## [Task requirements]
Extract the whole listing as it stands. Do not include the pictures.

## [Dataset records]
* * * * *

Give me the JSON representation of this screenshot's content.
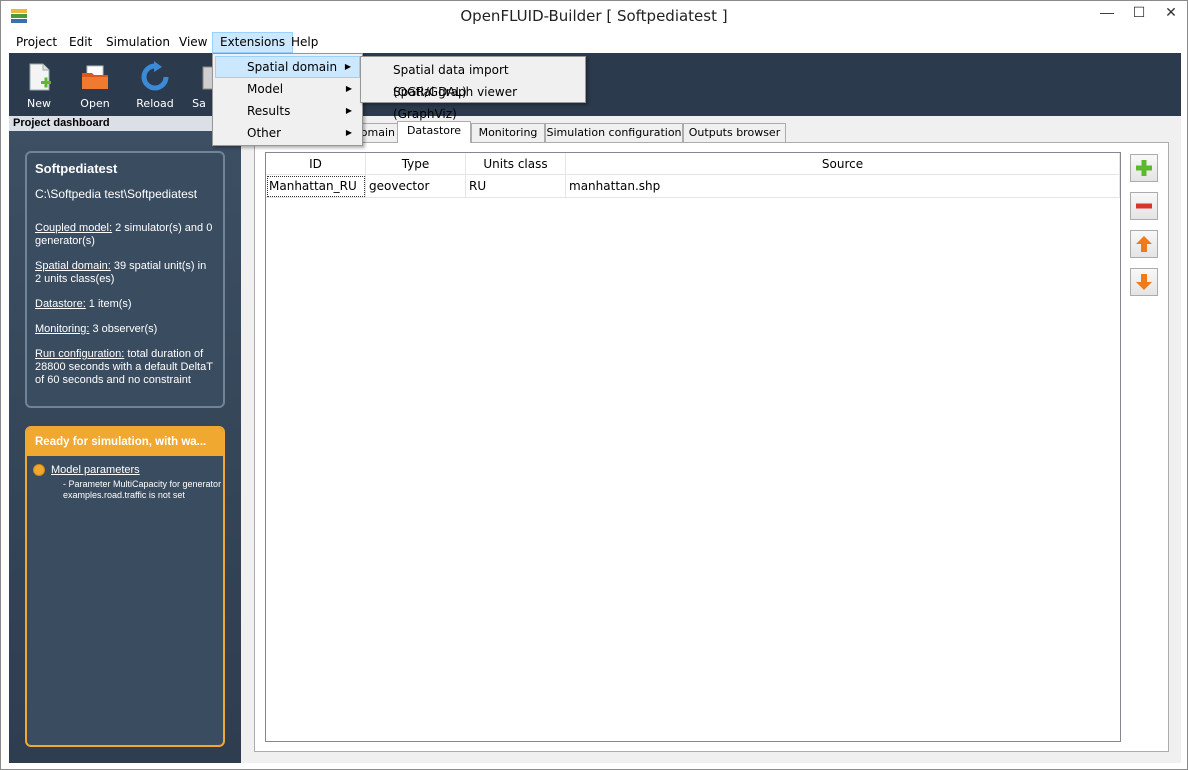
{
  "window": {
    "title": "OpenFLUID-Builder [ Softpediatest ]",
    "controls": {
      "minimize": "—",
      "maximize": "☐",
      "close": "✕"
    }
  },
  "menubar": {
    "items": [
      {
        "label": "Project"
      },
      {
        "label": "Edit"
      },
      {
        "label": "Simulation"
      },
      {
        "label": "View"
      },
      {
        "label": "Extensions"
      },
      {
        "label": "Help"
      }
    ],
    "active": "Extensions"
  },
  "extensions_menu": {
    "items": [
      {
        "label": "Spatial domain",
        "has_submenu": true
      },
      {
        "label": "Model",
        "has_submenu": true
      },
      {
        "label": "Results",
        "has_submenu": true
      },
      {
        "label": "Other",
        "has_submenu": true
      }
    ],
    "highlighted": "Spatial domain"
  },
  "spatial_domain_submenu": {
    "items": [
      {
        "label": "Spatial data import (OGR/GDAL)"
      },
      {
        "label": "Spatial graph viewer (GraphViz)"
      }
    ]
  },
  "toolbar": {
    "buttons": [
      {
        "label": "New",
        "icon": "new-document-icon"
      },
      {
        "label": "Open",
        "icon": "open-folder-icon"
      },
      {
        "label": "Reload",
        "icon": "reload-icon"
      },
      {
        "label": "Sa",
        "icon": "save-icon"
      }
    ]
  },
  "dashboard": {
    "header": "Project dashboard",
    "project_name": "Softpediatest",
    "project_path": "C:\\Softpedia test\\Softpediatest",
    "coupled_model_label": "Coupled model:",
    "coupled_model_text": " 2 simulator(s) and 0 generator(s)",
    "spatial_domain_label": "Spatial domain:",
    "spatial_domain_text": " 39 spatial unit(s) in 2 units class(es)",
    "datastore_label": "Datastore:",
    "datastore_text": " 1 item(s)",
    "monitoring_label": "Monitoring:",
    "monitoring_text": " 3 observer(s)",
    "run_config_label": "Run configuration:",
    "run_config_text": " total duration of 28800 seconds with a default DeltaT of 60 seconds and no constraint",
    "status_header": "Ready for simulation, with wa...",
    "status_item_title": "Model parameters",
    "status_item_detail": "- Parameter MultiCapacity for generator examples.road.traffic is not set"
  },
  "tabs": {
    "items": [
      {
        "label": "omain"
      },
      {
        "label": "Datastore"
      },
      {
        "label": "Monitoring"
      },
      {
        "label": "Simulation configuration"
      },
      {
        "label": "Outputs browser"
      }
    ],
    "active": "Datastore"
  },
  "datastore_table": {
    "columns": [
      "ID",
      "Type",
      "Units class",
      "Source"
    ],
    "rows": [
      [
        "Manhattan_RU",
        "geovector",
        "RU",
        "manhattan.shp"
      ]
    ]
  },
  "side_buttons": [
    {
      "icon": "add-icon",
      "color": "#5cb82e"
    },
    {
      "icon": "remove-icon",
      "color": "#d9362b"
    },
    {
      "icon": "move-up-icon",
      "color": "#f07a1a"
    },
    {
      "icon": "move-down-icon",
      "color": "#f07a1a"
    }
  ],
  "colors": {
    "toolbar_bg": "#2b3a4c",
    "dashboard_bg": "#3a4c60",
    "status_accent": "#f0a830",
    "menu_highlight": "#cce8ff"
  }
}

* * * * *

## [Solution]
Give me the JSON representation of this screenshot's content.
{
  "window": {
    "title": "OpenFLUID-Builder [ Softpediatest ]",
    "controls": {
      "minimize": "—",
      "maximize": "☐",
      "close": "✕"
    }
  },
  "menubar": {
    "items": [
      {
        "label": "Project"
      },
      {
        "label": "Edit"
      },
      {
        "label": "Simulation"
      },
      {
        "label": "View"
      },
      {
        "label": "Extensions"
      },
      {
        "label": "Help"
      }
    ],
    "active": "Extensions"
  },
  "extensions_menu": {
    "items": [
      {
        "label": "Spatial domain",
        "has_submenu": true
      },
      {
        "label": "Model",
        "has_submenu": true
      },
      {
        "label": "Results",
        "has_submenu": true
      },
      {
        "label": "Other",
        "has_submenu": true
      }
    ],
    "highlighted": "Spatial domain"
  },
  "spatial_domain_submenu": {
    "items": [
      {
        "label": "Spatial data import (OGR/GDAL)"
      },
      {
        "label": "Spatial graph viewer (GraphViz)"
      }
    ]
  },
  "toolbar": {
    "buttons": [
      {
        "label": "New",
        "icon": "new-document-icon"
      },
      {
        "label": "Open",
        "icon": "open-folder-icon"
      },
      {
        "label": "Reload",
        "icon": "reload-icon"
      },
      {
        "label": "Sa",
        "icon": "save-icon"
      }
    ]
  },
  "dashboard": {
    "header": "Project dashboard",
    "project_name": "Softpediatest",
    "project_path": "C:\\Softpedia test\\Softpediatest",
    "coupled_model_label": "Coupled model:",
    "coupled_model_text": " 2 simulator(s) and 0 generator(s)",
    "spatial_domain_label": "Spatial domain:",
    "spatial_domain_text": " 39 spatial unit(s) in 2 units class(es)",
    "datastore_label": "Datastore:",
    "datastore_text": " 1 item(s)",
    "monitoring_label": "Monitoring:",
    "monitoring_text": " 3 observer(s)",
    "run_config_label": "Run configuration:",
    "run_config_text": " total duration of 28800 seconds with a default DeltaT of 60 seconds and no constraint",
    "status_header": "Ready for simulation, with wa...",
    "status_item_title": "Model parameters",
    "status_item_detail": "- Parameter MultiCapacity for generator examples.road.traffic is not set"
  },
  "tabs": {
    "items": [
      {
        "label": "omain"
      },
      {
        "label": "Datastore"
      },
      {
        "label": "Monitoring"
      },
      {
        "label": "Simulation configuration"
      },
      {
        "label": "Outputs browser"
      }
    ],
    "active": "Datastore"
  },
  "datastore_table": {
    "columns": [
      "ID",
      "Type",
      "Units class",
      "Source"
    ],
    "rows": [
      [
        "Manhattan_RU",
        "geovector",
        "RU",
        "manhattan.shp"
      ]
    ]
  },
  "side_buttons": [
    {
      "icon": "add-icon",
      "color": "#5cb82e"
    },
    {
      "icon": "remove-icon",
      "color": "#d9362b"
    },
    {
      "icon": "move-up-icon",
      "color": "#f07a1a"
    },
    {
      "icon": "move-down-icon",
      "color": "#f07a1a"
    }
  ],
  "colors": {
    "toolbar_bg": "#2b3a4c",
    "dashboard_bg": "#3a4c60",
    "status_accent": "#f0a830",
    "menu_highlight": "#cce8ff"
  }
}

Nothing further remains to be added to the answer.